DA: I had a great time writing that story. It was totally tongue in cheek in tone but it came from the time travel paradoxes that nag me when I lay awake at night. What would happen if you went back in time to murder someone but accidently killed yourself? Although I get good ideas when I’m wide awake in bed, I’d still rather be sleeping and save those ideas for a different time.
MTI: On a lighter note, have you watched any good tv lately?
DA: I love Dr. Who speaking of time travel, I have been watching it since the Tom Baker years. I still watch Saturday Night Live, but mostly out of habit, although I do like the openings and the news. I watch mostly movies on TV and HBO. Yes, I did watch True Blood, although I usually find trendy horror creatures boring.
MTI: How about music?
DA: My taste is eclectic and I like so much on the radio today. I love the sound track from Pirate Radio when I’m in the 60’s sort of mood and Pitch Perfect for a mix of music. Being that it is November, I am getting ready to listen to the Trans Siberian Orchestra. I an taking a road trip with my husband on Black Friday to see them perform in
MTI: What are three of your favorite movies? You know, the ones that never get old.
DA: Field Of Dreams, that one always makes me cry at the end. I love Shrek, the original The Producers and Secondhand Lions (ok so I picked 4).
MTI: Of course, writers are some of the most voracious readers these days. Tell me, have you run across any great pieces of literature lately?
DA: Well, I’ve been enjoying Carl Hiaasen, Augusten Burroughs,
Sedaris, Janet Evanovich and Bill Bryson Davis
MTI: You have the attention of potential readers.
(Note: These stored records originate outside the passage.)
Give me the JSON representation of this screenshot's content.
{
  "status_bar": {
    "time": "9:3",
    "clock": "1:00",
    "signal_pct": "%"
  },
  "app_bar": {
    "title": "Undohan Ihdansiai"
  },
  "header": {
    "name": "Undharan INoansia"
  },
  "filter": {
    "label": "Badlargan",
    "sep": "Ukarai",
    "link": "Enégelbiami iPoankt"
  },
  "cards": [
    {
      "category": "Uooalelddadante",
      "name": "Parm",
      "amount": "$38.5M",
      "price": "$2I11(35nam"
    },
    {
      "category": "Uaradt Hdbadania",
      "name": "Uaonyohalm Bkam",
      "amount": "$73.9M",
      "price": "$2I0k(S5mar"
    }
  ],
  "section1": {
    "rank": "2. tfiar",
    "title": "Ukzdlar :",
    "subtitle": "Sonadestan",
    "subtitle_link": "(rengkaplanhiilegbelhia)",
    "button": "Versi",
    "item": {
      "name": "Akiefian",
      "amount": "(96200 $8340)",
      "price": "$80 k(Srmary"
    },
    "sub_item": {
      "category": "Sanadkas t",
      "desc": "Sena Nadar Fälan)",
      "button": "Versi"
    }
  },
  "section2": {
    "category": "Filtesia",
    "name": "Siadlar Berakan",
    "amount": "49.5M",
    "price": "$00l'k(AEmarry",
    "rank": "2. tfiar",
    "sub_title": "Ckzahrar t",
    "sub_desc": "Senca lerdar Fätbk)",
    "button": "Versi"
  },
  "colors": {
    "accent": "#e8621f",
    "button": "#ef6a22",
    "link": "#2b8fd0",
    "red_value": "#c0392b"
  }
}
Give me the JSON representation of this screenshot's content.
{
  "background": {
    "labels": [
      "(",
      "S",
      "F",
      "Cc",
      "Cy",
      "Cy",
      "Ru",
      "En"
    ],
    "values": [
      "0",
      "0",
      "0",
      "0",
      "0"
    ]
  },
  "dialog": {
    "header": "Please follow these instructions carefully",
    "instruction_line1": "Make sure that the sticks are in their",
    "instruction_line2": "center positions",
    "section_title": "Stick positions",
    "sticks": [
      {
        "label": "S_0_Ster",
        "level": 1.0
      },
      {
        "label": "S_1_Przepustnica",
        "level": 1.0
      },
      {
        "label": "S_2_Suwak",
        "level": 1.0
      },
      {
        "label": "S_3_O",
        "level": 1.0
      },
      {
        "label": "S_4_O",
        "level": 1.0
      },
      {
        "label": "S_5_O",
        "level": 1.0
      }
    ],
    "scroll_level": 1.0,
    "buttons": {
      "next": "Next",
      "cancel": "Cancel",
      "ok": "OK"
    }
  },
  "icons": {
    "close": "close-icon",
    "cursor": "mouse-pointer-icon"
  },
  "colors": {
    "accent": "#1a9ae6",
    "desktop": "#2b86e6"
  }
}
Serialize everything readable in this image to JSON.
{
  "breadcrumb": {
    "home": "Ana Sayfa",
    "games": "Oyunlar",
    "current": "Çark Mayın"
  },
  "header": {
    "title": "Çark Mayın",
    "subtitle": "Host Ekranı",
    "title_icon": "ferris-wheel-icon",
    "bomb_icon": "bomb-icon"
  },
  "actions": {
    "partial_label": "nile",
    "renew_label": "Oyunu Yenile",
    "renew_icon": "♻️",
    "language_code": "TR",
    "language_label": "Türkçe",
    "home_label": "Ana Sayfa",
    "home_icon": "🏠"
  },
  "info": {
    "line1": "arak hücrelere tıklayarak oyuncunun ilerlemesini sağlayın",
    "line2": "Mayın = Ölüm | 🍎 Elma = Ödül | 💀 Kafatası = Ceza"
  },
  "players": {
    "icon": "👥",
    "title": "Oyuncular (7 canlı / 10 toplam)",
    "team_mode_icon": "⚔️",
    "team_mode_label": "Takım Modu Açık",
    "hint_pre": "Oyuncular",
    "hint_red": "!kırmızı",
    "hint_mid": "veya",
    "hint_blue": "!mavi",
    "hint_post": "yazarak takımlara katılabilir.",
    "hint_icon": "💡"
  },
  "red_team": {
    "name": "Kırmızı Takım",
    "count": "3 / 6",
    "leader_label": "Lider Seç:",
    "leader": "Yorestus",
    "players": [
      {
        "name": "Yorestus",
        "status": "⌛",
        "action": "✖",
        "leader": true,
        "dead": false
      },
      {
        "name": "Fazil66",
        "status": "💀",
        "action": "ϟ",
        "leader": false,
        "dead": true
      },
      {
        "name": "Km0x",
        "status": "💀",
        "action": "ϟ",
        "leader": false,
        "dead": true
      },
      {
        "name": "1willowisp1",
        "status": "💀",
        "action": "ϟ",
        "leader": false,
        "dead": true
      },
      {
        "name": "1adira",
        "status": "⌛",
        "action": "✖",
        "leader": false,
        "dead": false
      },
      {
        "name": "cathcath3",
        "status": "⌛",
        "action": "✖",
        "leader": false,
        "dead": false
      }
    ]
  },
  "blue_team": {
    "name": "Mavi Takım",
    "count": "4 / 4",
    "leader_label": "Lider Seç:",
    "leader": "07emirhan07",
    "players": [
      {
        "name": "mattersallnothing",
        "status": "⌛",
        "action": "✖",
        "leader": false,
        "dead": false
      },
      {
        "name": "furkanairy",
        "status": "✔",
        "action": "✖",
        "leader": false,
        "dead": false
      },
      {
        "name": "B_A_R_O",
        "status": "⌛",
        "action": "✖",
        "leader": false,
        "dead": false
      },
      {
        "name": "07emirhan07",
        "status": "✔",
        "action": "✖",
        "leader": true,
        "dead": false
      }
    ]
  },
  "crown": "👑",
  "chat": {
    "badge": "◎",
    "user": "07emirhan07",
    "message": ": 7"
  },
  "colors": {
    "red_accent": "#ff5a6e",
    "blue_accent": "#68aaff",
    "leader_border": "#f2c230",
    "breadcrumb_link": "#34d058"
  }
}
Do you have any words of wisdom to share with them, or possibly a sales pitch to encourage them to read more of your writing?
DA: I write under a pen name, Diane Arrelle, so be sure to look for me under it. I have the upcoming stories mentioned above and I have a story in State Of Horror New Jersey, a few stories currently in Were Travele, and my story A Woman Sporned in Paranormal Horror II. I also have a piece in Chicken Soup For The Soul True Love and one in Finding your Happiness, both of those under my real name Dina Leacock.
MTI: Of course, readers love free samples, so let's give them a taste. Here are the first few paragraphs of your story, as featured in To Hell with Dante:
Puzzling feeling... nothingness... “Am I dead?”
Laughter by many and a lone voice saying, “Give the woman a chance to acclimate.”
“Hello?” Matilda called.
“Hello,” a voice answered.
“Are you... are you God?”
The giggles started again.
“Cut it out,” the voice called to the unseen crowd and then to Matilda, ”Do you want me to be your god?”
Matilda felt a wash of confusion. “My god? I... I don’t have a personal god. Is this heaven? Is this some sort of test to get in? Why are people laughing at me?” Matilda was starting to feel emotions again and annoyance crept into her voice. “And what’s with all this nothing. Why can’t I see anything? Where are you people?”
The voice asked, “Do you have a god?”
“Hey, look, whoever you are. I don’t have time for this mystical crap. Just answer my questions.”
“Ah,” the voice sighed. “An angry soul.”
MTI: Thanks for another great interview. Those who want to read the rest of this story and 20 others can pick up To Hell with Dante.